OK. I get it. But to be honest, things haven’t been so difficult.
If anything, he is beginning to show more of his personality, and as he does — sometimes in good ways, sometimes in not such good ways — our role as parents is changing, too.
When he was an infant, we forgave him for everything. But now when he gets frustrated and throws something, we’re there to say no, you can’t do that.
Sign Up and Save
Get six months of free digital access to The Olympian
When he thumbs his nose at dinner, we’re there, pointing at it and encouraging him to try.
When he gets home from day care and leaves his coat, shoes and socks wherever he pleases, we’re there to remind him that there is a place for his stuff.
And when he demands something of us, we’re there to remind him to say please and thank you, hoping that this is the beginning of shaping a toddler into a mature adult.
There also are those awkward moments when he decides that the playground equipment at the public park nearby is just for him and not anyone else, and once again we’re there, explaining the importance of sharing.
But in one area — sleep — our terrible two got the upper hand.
Prior to his turning 2, we were told — and I can still see the pediatrician shaking his head at us — that when he starts to cry in his crib, we should leave him there, perhaps soothing him by remaining by his side, but not picking him up. He said we needed to instill the idea of separate sleeping areas for the child and parents.
Well, we caved. Because if our son has exhibited any terrible two signs, it has been prior to going to sleep. Once we said good night, the crying and the screaming would begin.
Meanwhile, we would lie in bed, wondering when it was all going to end.

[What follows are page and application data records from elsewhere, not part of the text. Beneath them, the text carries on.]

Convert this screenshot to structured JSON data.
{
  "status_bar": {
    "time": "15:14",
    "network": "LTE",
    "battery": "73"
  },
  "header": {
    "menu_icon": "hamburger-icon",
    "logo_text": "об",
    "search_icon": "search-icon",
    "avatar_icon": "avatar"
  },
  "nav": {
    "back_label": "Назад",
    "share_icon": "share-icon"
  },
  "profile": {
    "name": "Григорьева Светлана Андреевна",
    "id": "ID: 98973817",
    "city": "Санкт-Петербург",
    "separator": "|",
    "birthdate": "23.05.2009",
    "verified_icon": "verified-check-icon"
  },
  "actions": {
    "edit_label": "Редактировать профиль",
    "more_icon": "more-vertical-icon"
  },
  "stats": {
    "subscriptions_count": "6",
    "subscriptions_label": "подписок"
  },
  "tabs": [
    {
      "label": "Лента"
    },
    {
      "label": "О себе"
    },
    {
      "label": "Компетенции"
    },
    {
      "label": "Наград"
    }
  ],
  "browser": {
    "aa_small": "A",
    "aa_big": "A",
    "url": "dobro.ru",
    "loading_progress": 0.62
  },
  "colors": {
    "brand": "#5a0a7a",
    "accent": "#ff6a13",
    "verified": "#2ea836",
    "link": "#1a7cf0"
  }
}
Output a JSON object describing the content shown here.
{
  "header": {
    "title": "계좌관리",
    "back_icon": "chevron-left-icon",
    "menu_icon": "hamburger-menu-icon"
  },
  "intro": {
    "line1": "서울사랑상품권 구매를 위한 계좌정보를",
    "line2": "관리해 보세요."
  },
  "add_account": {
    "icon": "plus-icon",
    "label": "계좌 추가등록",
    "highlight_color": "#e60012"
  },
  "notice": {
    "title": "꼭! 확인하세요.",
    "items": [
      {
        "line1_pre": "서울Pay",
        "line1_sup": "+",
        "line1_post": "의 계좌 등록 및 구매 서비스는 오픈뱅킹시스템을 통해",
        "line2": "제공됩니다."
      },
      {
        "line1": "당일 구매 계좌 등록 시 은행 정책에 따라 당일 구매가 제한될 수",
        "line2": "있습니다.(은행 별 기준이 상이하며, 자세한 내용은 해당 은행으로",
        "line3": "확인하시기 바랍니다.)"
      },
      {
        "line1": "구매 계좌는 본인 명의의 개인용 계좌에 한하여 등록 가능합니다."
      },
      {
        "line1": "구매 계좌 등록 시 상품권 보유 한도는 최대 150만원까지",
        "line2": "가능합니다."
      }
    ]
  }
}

Some nights it would take 30 minutes, other nights an hour before he would scream himself to sleep.
But the problem was that after an hour of sleep, he would wake up, still unhappy about sleeping alone, and the crying and screaming would start all over again.
In the end, we decided — and I know this violates the Geneva Convention of Parenting — that some sleep is better than no sleep, so we pushed together two beds and invited him to sleep with us. And you know what? We all sleep through the night.
Is that so bad? I sleep, he sleeps, my wife sleeps. The only challenge is that he has become a world-class bed hog. He loves to maximize his sleeping area, so sometimes he sleeps perpendicular to me, pushing me with his feet right to the edge of the bed.
That means I wake up to straighten him out, making sure he sleeps parallel to me.
It doesn’t last long.
Although we’re all getting more sleep, I can’t help but wonder whether he’ll be sleeping next to me when he is 3, 4 or 5.
At least he won’t be 2, right?